The players were in disbelief, some with tears flowing down their faces. Before addressing the media, Williams needed a moment. She walked toward the light pole on the northwest side of the stadium. She leaned her head against it, grabbing the sides and blankly stared at the ground for a few seconds.

“It was our goal all year to get back to the game and win it,” an emotional Williams said. “And we weren’t able to do that and it made it hurt that much more.

“I told the girls, ‘It’s not not about trophies.’ I know it sucks. But they learned a lot about themselves and learned a lot about each other. They learned how to battle. They learned how to be better people. Some day they will realize that. Today is probably not that day. It will probably be awhile before that happens, but that’s what we talked about.

“I know the girls will talk about how we need to finish and get back here next year. Hopefully we can make another run.”

Opportunities to score were few and far between to score for South. With strong winds blowing north and toward home plate, it neutralized the Jaguars’ power hitting, which had been a key factor in their postseason run.

“We hit her hard,” Williams said of Junge. “The wind hurt us today. We knew we needed to keep the ball low and she did a good job to get us to hit it in the air. We tend to hit a lot of fly balls anyway. They knew that. She pitched us well enough where we hit it off the handle or hit it off the end. And even when we hit it hard, we couldn’t get it to drop.”

Junge, who had a 1.15 ERA, utilized her riseball to get the Jaguars to hit it in the air, so the wind would knock it down. She got six fly-outs, including two hard hit balls from South catcher Haley Woolf and shortstop Addy Lightner in the second inning.

“We had multiple hits where it looked like they were going to the fence, but the wind just came and knocked it down,” Woolf said. “We did the best we could. (Junge) had a good rise ball. You are usually going to hit that in the air unless you get on top of it.”

Marquette manufactured a run in the first when Lillian Knesel led of the first with a single, moved to second on a sacrifice bunt from Alyssa Werner and scored on Tabitha Cacheris’ two-out RBI single through the right side.

South tried to answer in the third when Savannah Everhart reached on an error and Raegan Hecker reached on a bunt single. However, Junge got Madison Crosslin to hit into a fielder’s choice and Aubrie Munoz to ground out to end the threat. After that, South only had two base runners the rest of the game.

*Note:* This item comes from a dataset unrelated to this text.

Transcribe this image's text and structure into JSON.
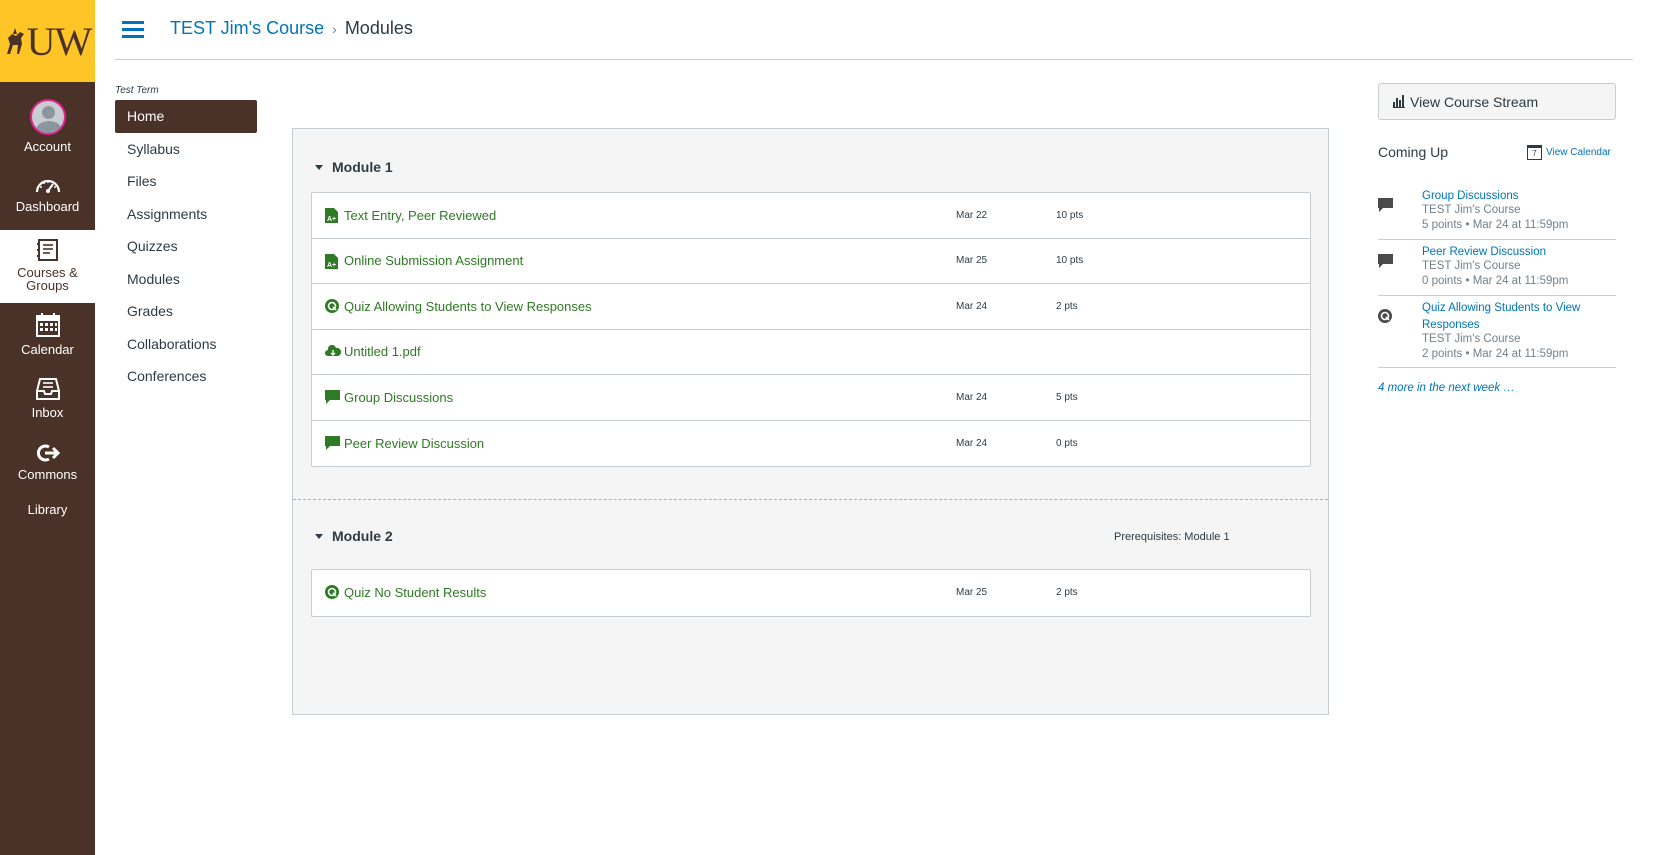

Marquette scored its other run in the fifth when Junge and McKenzie Gareau had back-to-back one-out singles. Junge scored on an infield error by South. The Mustangs had the bases loaded following another single from Knesel, but Jaguars starting pitcher Easton Seib, who gave up just one earned run on five hits and fanned two, was able to wiggle out of the jam by inducing a fielder’s choice out at home and a groundout.

“She was amazing,” Williams said of Seib. “She got us outs when we needed them and got out of the big jam in the fifth.”

Added Seib: “I just had to keep pushing and I knew the team had my back.”

Seib will have one more crack at getting a championship next year, but she and the rest of the rest of the Jaguars will have to do it without eight seniors.

“I am proud that we came this far,” Seib said. “Coming back two years in a row is a blessing and is kind of crazy and unheard of. (The loss) will be in our minds next year just like it was this year and we’ll use that as motivation.”